Over the years, Steve has built Pokrajac Corporation into a multi-million dollar company with a large fleet of heavy equipment. With six of his children currently working in the business, Steve feels the future of the company is in good hands. Ritchie Bros. auctions now form an important part of his fleet turnover program.
"I learned the difference between a true auction and other auctions the hard way," said Steve. "At a true auction there are no minimum prices, no bid-ins or buy backs, no shenanigans.
Ritchie Bros. has the utmost ethics, integrity and professionalism in the business."
Steve now purchases equipment from auctions across the U.S. "That's the great thing about Ritchie Bros.: there's an auction going on almost every day," he says. "It's a great resource for smaller contractors too. If you have a contract that requires scrapers, you can get them. And then if your next contract has an emphasis on excavators, you can put those scrapers in the auction and buy excavators. You can also create cash flow liquidity when you need it."

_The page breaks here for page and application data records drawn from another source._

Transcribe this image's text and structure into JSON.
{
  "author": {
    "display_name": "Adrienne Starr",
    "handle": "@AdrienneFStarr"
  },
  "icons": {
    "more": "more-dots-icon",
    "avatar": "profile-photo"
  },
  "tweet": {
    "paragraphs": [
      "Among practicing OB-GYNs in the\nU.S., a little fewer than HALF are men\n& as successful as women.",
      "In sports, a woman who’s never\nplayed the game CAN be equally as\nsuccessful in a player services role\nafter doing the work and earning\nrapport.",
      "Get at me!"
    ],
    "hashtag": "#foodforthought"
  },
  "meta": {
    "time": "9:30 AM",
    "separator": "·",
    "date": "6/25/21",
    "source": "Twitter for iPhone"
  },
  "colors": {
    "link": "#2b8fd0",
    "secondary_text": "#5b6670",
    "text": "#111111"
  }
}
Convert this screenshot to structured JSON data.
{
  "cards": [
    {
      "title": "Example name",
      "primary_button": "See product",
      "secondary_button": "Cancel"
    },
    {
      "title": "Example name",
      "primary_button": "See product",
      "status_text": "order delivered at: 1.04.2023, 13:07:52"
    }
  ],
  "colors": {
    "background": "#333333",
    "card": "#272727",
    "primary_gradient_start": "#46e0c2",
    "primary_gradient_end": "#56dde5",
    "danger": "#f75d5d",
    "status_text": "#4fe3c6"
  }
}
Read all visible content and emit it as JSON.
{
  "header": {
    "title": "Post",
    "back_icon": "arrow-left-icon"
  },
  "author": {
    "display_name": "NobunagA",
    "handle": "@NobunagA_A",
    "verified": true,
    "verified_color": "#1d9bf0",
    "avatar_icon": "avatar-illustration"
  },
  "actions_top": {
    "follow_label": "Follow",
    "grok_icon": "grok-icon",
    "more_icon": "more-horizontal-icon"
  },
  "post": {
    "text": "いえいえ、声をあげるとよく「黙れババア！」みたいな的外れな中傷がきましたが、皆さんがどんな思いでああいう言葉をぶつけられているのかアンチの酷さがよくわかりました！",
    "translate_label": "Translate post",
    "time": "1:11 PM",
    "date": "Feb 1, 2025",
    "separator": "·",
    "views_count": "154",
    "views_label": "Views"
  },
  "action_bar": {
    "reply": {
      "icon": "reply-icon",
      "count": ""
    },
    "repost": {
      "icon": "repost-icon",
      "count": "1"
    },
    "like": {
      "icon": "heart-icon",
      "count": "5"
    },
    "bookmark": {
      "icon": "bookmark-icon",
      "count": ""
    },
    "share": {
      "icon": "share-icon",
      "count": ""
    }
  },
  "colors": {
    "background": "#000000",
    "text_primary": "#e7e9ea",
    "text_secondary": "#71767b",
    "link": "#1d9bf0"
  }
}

If he can't make it to the auction site, Steve uses rbauctionBid-Live to bid online. "It's a useful tool for buyers, but it's also enormously important when you're selling. It puts you in a broader market range," he explains. "Right now the local industry is slow, and some types of equipment are in low demand. But if I put my equipment in a Ritchie Bros. auction there may be someone from the other side of the planet that's very interested. Our machines have sold all over the world."
After 20 years, Steve hasn't tired of attending Ritchie Bros. auctions.
"Internet bidding is a great tool, but the auctions will always be the main event," says Steve. "Ritchie Bros. auctions are a great time. Not only for the excitement and energy of the auction, but also being able to meet and talk to other contractors and people in the industry. I've made a lot of friends over the years. It's been a lot of fun."
Written and published: 2008